The NWT Court of Appeal has denied Denecho King’s appeal of his 2014 second-degree murder and aggravated assault charges.
A panel of three judges rejected King’s grounds for overturning his sentence on Monday, saying that “much of the appellant’s arguments in support of this remedy offer nothing more than speculation and fanciful speculation at that.”
King was found guilty for the murder of John Wifladt and aggravated assault against Colin Digness. Both victims were found “significantly injured and covered in blood,” in Digness’s Yellowknife apartment.
Digness owned three ornamental swords. When the police arrived, they found the display “overturned, all the swords out of their sheaths, and the two longer swords covered with blood and located near the men’s bodies.”
Later, King was seen on video footage from the Northern Lites Motel lobby, where he spoke with the concierge while making swinging motions with his arms, and saying something about “defending himself from a couple of guys with a bat or something,” the concierge recalled.
The trial judge, Justice Andrew Mahar, concluded that “putting together the presence of Denecho King at the Sunridge Apartments at the exact, narrow time that the men were injured, the compelling DNA evidence, and the pantomime motions made by Mr. King in the Northern Lites Motel lobby, the only rational conclusion I can reach is that the DNA was deposited by Denecho King when he used the swords to injure Colin Digness and ultimately kill John Wifladt.”
The RCMP’s forensic inspection revealed that “the appellant’s DNA was found in large quantities on the handles of the two bloodied swords located near the bodies.”
This was one issue King sought to appeal.
While the defence did not deny the DNA evidence, King’s lawyer suggested that it was a result of contamination and thereby placed on the swords by police, or the victims themselves. Mahar dismissed that possibility at trial and the Court of Appeal agreed, referring to the amount of King’s DNA on the sword handles as “indisputable evidence.”
While a DNA expert acknowledged that scenarios of secondary DNA transfer were possible, they are rare and “would only account for small amounts of DNA in any event.”
At trial, prosecutors told the court of some of King’s other behaviours on the night of the attack.
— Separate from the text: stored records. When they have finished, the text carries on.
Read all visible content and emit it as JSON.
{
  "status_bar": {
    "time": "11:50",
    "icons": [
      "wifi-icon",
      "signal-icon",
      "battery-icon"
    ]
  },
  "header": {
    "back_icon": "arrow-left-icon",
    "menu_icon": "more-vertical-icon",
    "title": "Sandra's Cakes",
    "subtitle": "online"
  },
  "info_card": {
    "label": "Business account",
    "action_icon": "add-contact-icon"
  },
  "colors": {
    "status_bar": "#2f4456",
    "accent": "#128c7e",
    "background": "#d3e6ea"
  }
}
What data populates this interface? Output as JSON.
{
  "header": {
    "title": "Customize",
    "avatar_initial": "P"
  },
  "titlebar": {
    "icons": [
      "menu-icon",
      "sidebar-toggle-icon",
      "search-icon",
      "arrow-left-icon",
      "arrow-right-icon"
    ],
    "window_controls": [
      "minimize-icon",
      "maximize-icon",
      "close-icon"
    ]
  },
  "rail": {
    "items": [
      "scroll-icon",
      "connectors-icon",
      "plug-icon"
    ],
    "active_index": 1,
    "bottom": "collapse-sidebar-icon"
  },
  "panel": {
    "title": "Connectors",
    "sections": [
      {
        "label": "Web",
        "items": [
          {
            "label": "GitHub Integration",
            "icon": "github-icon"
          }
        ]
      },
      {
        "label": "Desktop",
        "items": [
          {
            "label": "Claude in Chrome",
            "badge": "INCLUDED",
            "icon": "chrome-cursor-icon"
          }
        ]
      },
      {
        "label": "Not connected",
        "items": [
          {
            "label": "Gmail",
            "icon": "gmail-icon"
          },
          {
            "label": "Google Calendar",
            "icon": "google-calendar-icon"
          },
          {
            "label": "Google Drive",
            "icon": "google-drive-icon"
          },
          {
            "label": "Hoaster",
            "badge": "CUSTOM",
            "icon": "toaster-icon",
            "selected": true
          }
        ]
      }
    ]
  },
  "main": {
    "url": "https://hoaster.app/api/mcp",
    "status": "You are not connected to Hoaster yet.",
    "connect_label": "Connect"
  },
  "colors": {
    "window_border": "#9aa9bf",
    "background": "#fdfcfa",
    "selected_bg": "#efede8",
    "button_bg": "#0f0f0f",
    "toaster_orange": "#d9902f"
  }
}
They described how he broke a window, threw a chair and assaulted a woman in the backseat of a cab.
However, information about an accused’s past behaviour, also known as character evidence, is generally deemed inadmissible at criminal trials because it could influence a judge or jury.
This was another basis for King’s appeal.
However, the appeal court determined that “this was not character evidence but rather part of the narrative.”
The court of appeal declined to set aside King’s convictions.
They judges decided that even if the evidence that King challenged was ruled inadmissible, to find King as not guilty “would have been an unreasonable verdict.”
“In our opinion, the trial judge’s reasoning on this issue discloses no basis to warrant appellate intervention,” the appeal judges stated.
King’s life sentence, with no chance of parole for 12 years, therefore remains in place. He will continue serving his sentence at the Edmonton Institution, a maximum security federal prison in Alberta.